Russian archaeologists explaned the mystery of blade made in Germany in 12th century, adorned in Sweden and on end found in Siberia. As the say the sword probably belonged to Tsar Ivan the Terrible, it was a gift to him during his conquest of Siberia. As reported by Siberian times , the medieval sword was found accidentally during excavations back in 1975 that were led by Vyacheslav Molodin that studied the Bronze Age settlements on the rivers of Siberia.
As reported the sword was just lying about 5 centimeters beneath the grass and was very well-preserved sword.
It has amazing inscriptions on both sides and due to it’s position it has been found it was probably not deliberately buried in ground.
At first it was puzzling the scientists where this sword came from as this kind of weapon was never found in Siberia, however during further research they have revealed it originated in Rhine basin of Germany, then it was transported to Swedish Gotland where he was inscribed with Norse pattern that writes: “In the name of the mother of our savior eternal, eternal Lord and Savior. Christ Jesus Christ.”

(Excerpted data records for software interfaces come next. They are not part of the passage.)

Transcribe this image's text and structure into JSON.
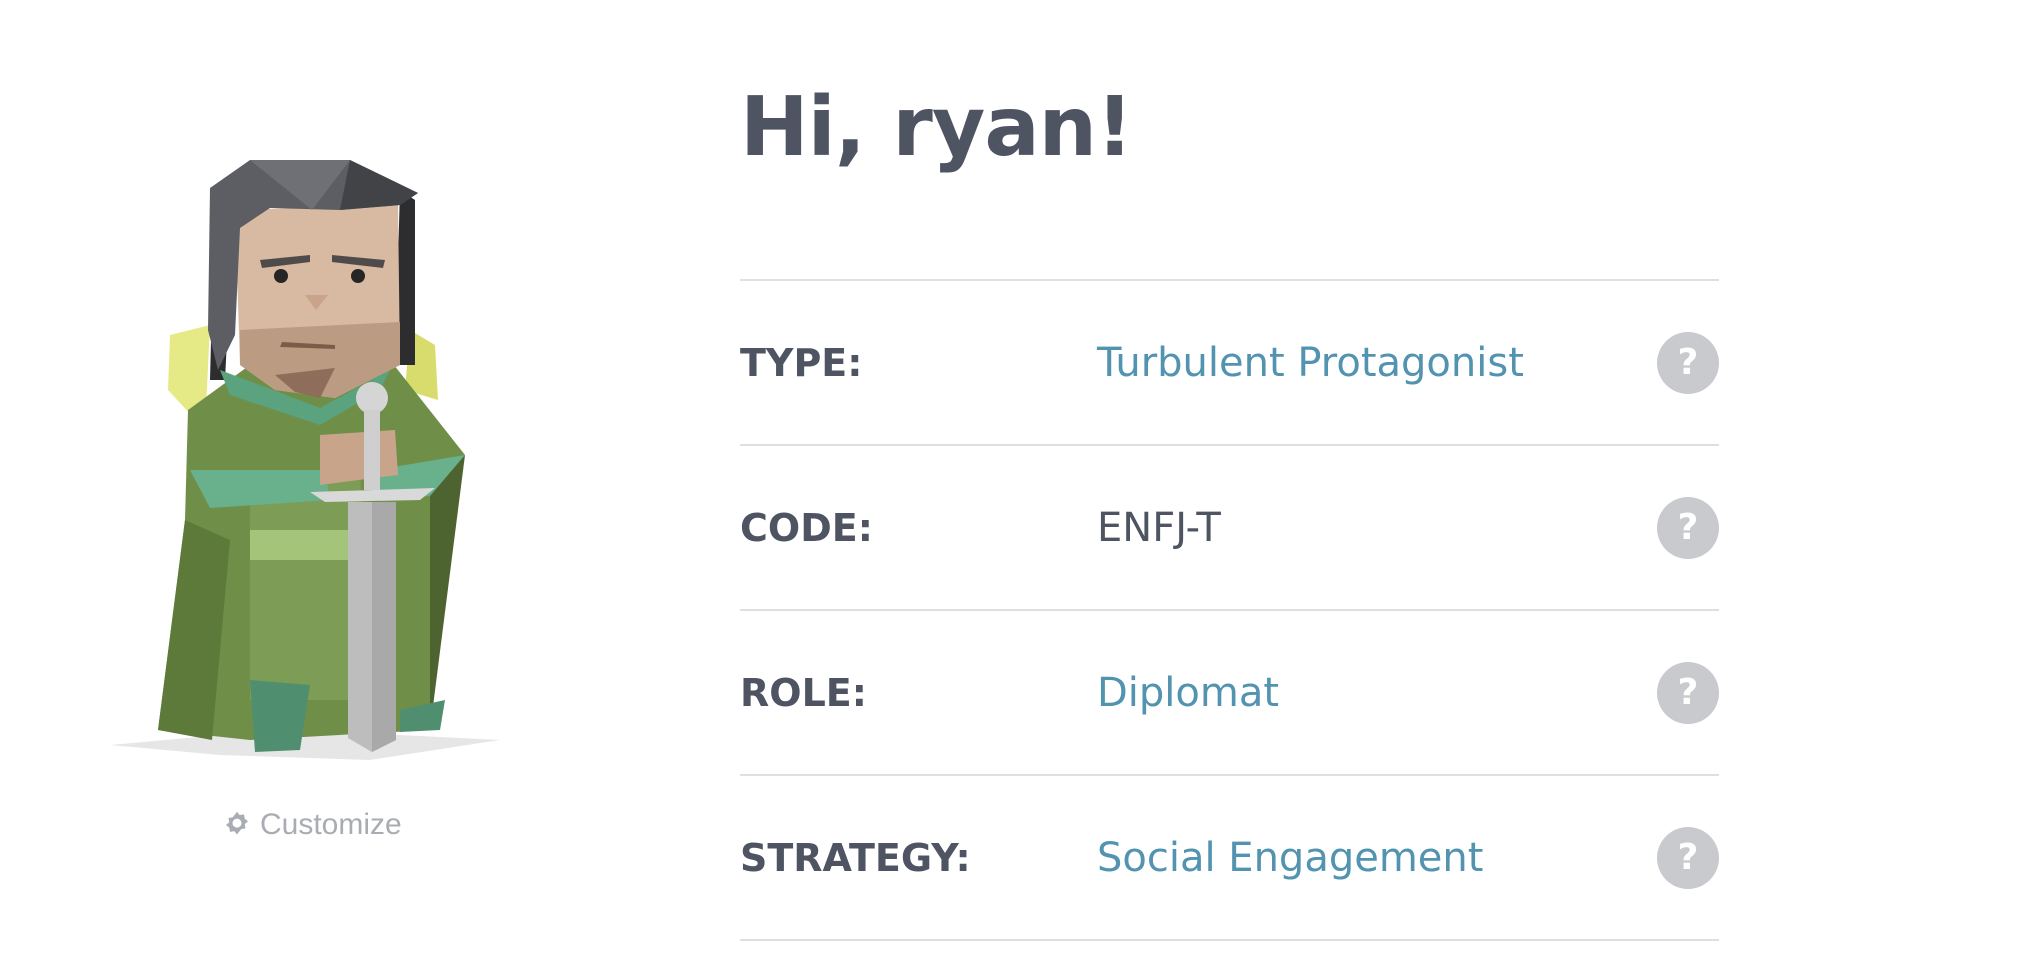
{
  "greeting": "Hi, ryan!",
  "avatar": {
    "icon": "protagonist-character-illustration",
    "customize_label": "Customize",
    "customize_icon": "gear-icon"
  },
  "rows": [
    {
      "label": "TYPE:",
      "value": "Turbulent Protagonist",
      "linked": true,
      "help_icon": "question-mark-icon",
      "help_glyph": "?"
    },
    {
      "label": "CODE:",
      "value": "ENFJ-T",
      "linked": false,
      "help_icon": "question-mark-icon",
      "help_glyph": "?"
    },
    {
      "label": "ROLE:",
      "value": "Diplomat",
      "linked": true,
      "help_icon": "question-mark-icon",
      "help_glyph": "?"
    },
    {
      "label": "STRATEGY:",
      "value": "Social Engagement",
      "linked": true,
      "help_icon": "question-mark-icon",
      "help_glyph": "?"
    }
  ],
  "colors": {
    "heading": "#4f5463",
    "link": "#5293b0",
    "divider": "#dddfe2",
    "help_button": "#c8cacd",
    "muted": "#a9acb2"
  }
}
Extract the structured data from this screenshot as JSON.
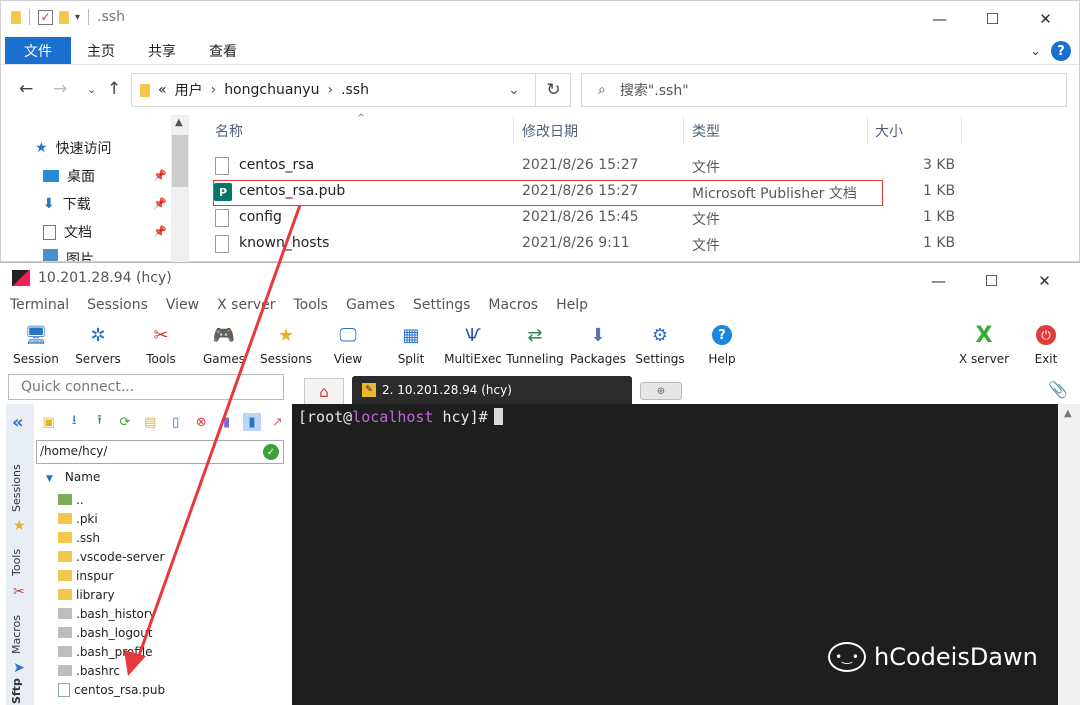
{
  "explorer": {
    "title": ".ssh",
    "ribbon_tabs": [
      "文件",
      "主页",
      "共享",
      "查看"
    ],
    "breadcrumb": [
      "«",
      "用户",
      "hongchuanyu",
      ".ssh"
    ],
    "search_placeholder": "搜索\".ssh\"",
    "nav_items": [
      {
        "label": "快速访问",
        "icon": "star-icon"
      },
      {
        "label": "桌面",
        "icon": "desktop-icon"
      },
      {
        "label": "下载",
        "icon": "download-icon"
      },
      {
        "label": "文档",
        "icon": "document-icon"
      },
      {
        "label": "图片",
        "icon": "picture-icon"
      }
    ],
    "columns": [
      "名称",
      "修改日期",
      "类型",
      "大小"
    ],
    "files": [
      {
        "name": "centos_rsa",
        "date": "2021/8/26 15:27",
        "type": "文件",
        "size": "3 KB"
      },
      {
        "name": "centos_rsa.pub",
        "date": "2021/8/26 15:27",
        "type": "Microsoft Publisher 文档",
        "size": "1 KB"
      },
      {
        "name": "config",
        "date": "2021/8/26 15:45",
        "type": "文件",
        "size": "1 KB"
      },
      {
        "name": "known_hosts",
        "date": "2021/8/26 9:11",
        "type": "文件",
        "size": "1 KB"
      }
    ]
  },
  "moba": {
    "title": "10.201.28.94 (hcy)",
    "menu": [
      "Terminal",
      "Sessions",
      "View",
      "X server",
      "Tools",
      "Games",
      "Settings",
      "Macros",
      "Help"
    ],
    "toolbar": [
      {
        "label": "Session"
      },
      {
        "label": "Servers"
      },
      {
        "label": "Tools"
      },
      {
        "label": "Games"
      },
      {
        "label": "Sessions"
      },
      {
        "label": "View"
      },
      {
        "label": "Split"
      },
      {
        "label": "MultiExec"
      },
      {
        "label": "Tunneling"
      },
      {
        "label": "Packages"
      },
      {
        "label": "Settings"
      },
      {
        "label": "Help"
      }
    ],
    "toolbar_right": [
      {
        "label": "X server"
      },
      {
        "label": "Exit"
      }
    ],
    "quick_connect_placeholder": "Quick connect...",
    "active_tab": "2. 10.201.28.94 (hcy)",
    "side_labels": [
      "Sessions",
      "Tools",
      "Macros",
      "Sftp"
    ],
    "sftp_path": "/home/hcy/",
    "tree_header": "Name",
    "tree_items": [
      {
        "name": "..",
        "kind": "up"
      },
      {
        "name": ".pki",
        "kind": "dir"
      },
      {
        "name": ".ssh",
        "kind": "dir"
      },
      {
        "name": ".vscode-server",
        "kind": "dir"
      },
      {
        "name": "inspur",
        "kind": "dir"
      },
      {
        "name": "library",
        "kind": "dir"
      },
      {
        "name": ".bash_history",
        "kind": "file"
      },
      {
        "name": ".bash_logout",
        "kind": "file"
      },
      {
        "name": ".bash_profile",
        "kind": "file"
      },
      {
        "name": ".bashrc",
        "kind": "file"
      },
      {
        "name": "centos_rsa.pub",
        "kind": "pub"
      }
    ],
    "terminal": {
      "prompt_open": "[root@",
      "host": "localhost",
      "prompt_rest": " hcy]#"
    }
  },
  "watermark": "hCodeisDawn",
  "colors": {
    "accent": "#1a6fcf",
    "annotation_red": "#e03a3a",
    "terminal_bg": "#1e1e1e",
    "prompt_host": "#c266d8"
  }
}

“There has been widespread debate about how the sword ended up in Russia, with assumptions it was either carried along a trade route, or taken as a spoil of war from skirmishes in the region,” reports the Siberian Times. “According to Arab historians, in the middle of the 12th century there was an ancient northern path through Russia to the River Ob, called the Zyryanskaya road or Russky tes. Over the centuries archaeologists have found a treasure trove of coins, silver vessels and medieval jewellery in the Urals and lower reaches of the Ob, having travelled from the west.”
Archaeologist Molodin however gave different perspective. According to his latest theory, the sword may have belonged to Tsar Ivan IV (Ivan the Terrible), who was the Grand Prince of Moscow from 1533 to 1547 and Tsar of all the Russias from 1547 until his death in 1584.
It was said that Ivans conquest of territory enabled a relationship with Europe through trade, and maybe exactly due to this trade did Ivan acquire such gift from western traders. Molodin proposes that the weapon was then taken from the royal armory by the legendary warrior Ivan Koltso, a gift from Ivan ahead of the conquest of Siberia, led by Cossack leader Yermak Timofeyevich.
photos via wikimedia.commons and Siberian Times